expect long delays in their grants, according to Sinn Féin Councillor
Fiona Kerins. She was speaking in response to an answer to a question
she put to the Council last night when it was stated that no special
arrangements had been put in place to ensure students got their grants
on time this year.
According to Councillor Kerins, 'the delays in the payment of student
grants have been a thorny issue for many years in Cork. Often grants
aren't paid until after Christmas, when it is clear that students need
this money now at the start of term to pay rent deposits and buy books
etc. As a result every year many students are forced into hardship
simply because their grant is not paid on time. Unfortunately, Cork
City Council has one of the worst records in this regard'.
'Those who suffer most are students from low income and rural families.
With grant payments delayed by up to 4 months many have to borrow to
enable them to pay rent and utilities. In extreme cases some can be
faced with no option but to drop out. Students can also be left waiting
months before a decision on their application is even made.Considering
the attempts being made to try to improve access to third level
education for people from lower socio-economic groups this is
'In recognition of the problem which affects other local authorities
and not just Cork, the current Government is currently introducing
legislation to centralise the grant award process in the hands of VECs.
However the delays in getting the new Student Support Bill enacted mean
that local authorities should have a particular responsibility in
trying to get their act right this year. Everyone knows that the
academic year starts in September/October every year. It's not nuclear
physics we're talking about'.
Background information: 40% of those attending third level education
receive state support.These monies are currently administered by 33
VECs and 33 local authorities. Some 56,000 third-level students
qualified for support last year with the VECs handling about two-thirds
of the applications.They will take over the remainder from local
councils when the Student Support Bill is passed. Ms Hanafin first
announced the selection of VECs to run the schemes in June last year,
and planned to introduce the necessary laws in time for students

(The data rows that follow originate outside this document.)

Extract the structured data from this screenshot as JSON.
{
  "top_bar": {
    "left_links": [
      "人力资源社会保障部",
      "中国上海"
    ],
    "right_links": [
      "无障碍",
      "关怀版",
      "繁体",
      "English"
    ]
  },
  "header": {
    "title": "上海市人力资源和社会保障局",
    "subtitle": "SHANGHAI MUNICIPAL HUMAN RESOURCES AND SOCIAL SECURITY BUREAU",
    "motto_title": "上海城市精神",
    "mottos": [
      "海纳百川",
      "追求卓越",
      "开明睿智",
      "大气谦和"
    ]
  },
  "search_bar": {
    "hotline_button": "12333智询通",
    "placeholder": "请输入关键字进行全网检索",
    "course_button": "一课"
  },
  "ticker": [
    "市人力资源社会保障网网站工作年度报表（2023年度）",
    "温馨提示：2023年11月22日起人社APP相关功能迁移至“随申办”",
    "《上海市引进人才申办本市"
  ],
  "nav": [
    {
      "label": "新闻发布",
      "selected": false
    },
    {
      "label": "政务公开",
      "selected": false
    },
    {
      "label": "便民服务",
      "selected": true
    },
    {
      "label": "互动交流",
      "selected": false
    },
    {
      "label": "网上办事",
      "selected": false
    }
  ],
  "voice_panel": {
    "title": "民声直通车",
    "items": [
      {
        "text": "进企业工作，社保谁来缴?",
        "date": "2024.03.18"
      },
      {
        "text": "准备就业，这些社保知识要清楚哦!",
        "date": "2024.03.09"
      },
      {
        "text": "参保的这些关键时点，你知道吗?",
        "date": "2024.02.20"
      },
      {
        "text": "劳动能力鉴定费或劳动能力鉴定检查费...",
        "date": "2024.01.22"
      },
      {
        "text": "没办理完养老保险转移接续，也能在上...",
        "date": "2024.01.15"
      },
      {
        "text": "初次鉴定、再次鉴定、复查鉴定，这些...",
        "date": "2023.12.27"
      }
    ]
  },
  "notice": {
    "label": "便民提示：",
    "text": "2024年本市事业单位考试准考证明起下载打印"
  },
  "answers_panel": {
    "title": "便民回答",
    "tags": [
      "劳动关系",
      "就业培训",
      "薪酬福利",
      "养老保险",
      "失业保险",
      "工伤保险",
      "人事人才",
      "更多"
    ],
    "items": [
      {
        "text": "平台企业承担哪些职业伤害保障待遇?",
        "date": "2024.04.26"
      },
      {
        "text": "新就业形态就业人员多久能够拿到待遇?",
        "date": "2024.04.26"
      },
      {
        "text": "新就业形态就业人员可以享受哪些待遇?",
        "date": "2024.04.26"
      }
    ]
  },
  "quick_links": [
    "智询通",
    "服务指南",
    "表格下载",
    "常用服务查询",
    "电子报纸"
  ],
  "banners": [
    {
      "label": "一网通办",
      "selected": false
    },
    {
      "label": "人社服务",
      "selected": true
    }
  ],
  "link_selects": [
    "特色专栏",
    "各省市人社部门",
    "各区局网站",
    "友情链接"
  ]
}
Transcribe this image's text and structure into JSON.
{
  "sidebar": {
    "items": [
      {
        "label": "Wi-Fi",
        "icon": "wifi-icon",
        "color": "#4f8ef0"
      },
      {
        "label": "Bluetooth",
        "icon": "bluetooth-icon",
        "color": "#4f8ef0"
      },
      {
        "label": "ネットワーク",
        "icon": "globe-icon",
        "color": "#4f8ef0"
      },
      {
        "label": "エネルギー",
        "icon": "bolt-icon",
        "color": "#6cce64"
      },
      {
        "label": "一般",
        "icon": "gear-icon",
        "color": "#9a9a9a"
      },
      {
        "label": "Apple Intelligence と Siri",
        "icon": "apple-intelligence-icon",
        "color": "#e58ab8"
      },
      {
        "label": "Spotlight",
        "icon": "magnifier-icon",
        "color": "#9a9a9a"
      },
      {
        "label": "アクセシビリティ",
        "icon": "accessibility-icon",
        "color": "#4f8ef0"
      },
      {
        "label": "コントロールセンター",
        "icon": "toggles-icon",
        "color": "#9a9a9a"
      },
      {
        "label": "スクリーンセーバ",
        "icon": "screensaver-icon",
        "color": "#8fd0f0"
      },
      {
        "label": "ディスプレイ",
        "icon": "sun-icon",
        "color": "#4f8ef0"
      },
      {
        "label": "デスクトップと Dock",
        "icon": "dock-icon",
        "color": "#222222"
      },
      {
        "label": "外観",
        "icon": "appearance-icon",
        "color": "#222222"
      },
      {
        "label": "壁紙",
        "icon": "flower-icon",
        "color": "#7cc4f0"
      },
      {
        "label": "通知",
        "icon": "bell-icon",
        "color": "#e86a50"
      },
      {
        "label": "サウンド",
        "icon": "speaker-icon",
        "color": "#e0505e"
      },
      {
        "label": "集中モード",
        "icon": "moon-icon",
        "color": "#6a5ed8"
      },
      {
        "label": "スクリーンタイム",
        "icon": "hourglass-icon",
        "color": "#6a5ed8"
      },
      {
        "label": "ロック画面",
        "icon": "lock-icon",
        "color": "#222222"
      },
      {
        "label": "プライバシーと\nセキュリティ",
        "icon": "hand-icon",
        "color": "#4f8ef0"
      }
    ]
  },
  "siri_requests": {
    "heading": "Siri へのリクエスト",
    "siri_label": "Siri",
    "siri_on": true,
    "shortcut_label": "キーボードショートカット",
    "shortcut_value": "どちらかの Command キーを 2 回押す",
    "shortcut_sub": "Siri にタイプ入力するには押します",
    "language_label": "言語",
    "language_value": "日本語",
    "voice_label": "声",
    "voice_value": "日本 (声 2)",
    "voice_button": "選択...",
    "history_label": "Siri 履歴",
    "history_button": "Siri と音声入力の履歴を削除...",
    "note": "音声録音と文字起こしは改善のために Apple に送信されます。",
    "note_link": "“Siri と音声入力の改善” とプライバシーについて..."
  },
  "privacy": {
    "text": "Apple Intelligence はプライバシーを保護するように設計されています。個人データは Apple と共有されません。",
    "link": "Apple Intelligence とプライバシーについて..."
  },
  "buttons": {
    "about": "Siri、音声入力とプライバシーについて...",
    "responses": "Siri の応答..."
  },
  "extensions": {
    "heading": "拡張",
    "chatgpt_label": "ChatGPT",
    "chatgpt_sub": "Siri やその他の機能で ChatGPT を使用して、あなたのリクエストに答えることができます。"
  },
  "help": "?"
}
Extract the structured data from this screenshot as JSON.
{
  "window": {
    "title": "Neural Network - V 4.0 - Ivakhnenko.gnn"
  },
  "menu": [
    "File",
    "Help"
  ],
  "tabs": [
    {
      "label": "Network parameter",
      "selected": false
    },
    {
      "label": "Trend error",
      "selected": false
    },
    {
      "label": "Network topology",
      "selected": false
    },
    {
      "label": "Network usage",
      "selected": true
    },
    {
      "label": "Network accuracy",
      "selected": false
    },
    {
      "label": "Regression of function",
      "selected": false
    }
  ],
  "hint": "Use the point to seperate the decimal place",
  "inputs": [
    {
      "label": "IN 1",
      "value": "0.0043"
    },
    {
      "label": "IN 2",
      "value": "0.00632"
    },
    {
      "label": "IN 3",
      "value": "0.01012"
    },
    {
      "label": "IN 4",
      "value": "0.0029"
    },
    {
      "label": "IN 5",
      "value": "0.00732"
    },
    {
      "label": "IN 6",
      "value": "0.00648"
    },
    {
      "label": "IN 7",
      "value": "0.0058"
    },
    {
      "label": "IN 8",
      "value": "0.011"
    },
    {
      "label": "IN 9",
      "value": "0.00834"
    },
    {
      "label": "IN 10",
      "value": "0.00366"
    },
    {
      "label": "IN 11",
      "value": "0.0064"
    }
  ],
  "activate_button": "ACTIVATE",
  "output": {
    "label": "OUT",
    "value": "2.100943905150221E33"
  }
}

applying for grants this summer. The statutory scheme will mean each
VEC must process applications by a target date every year. However, the
Bill has been delayed.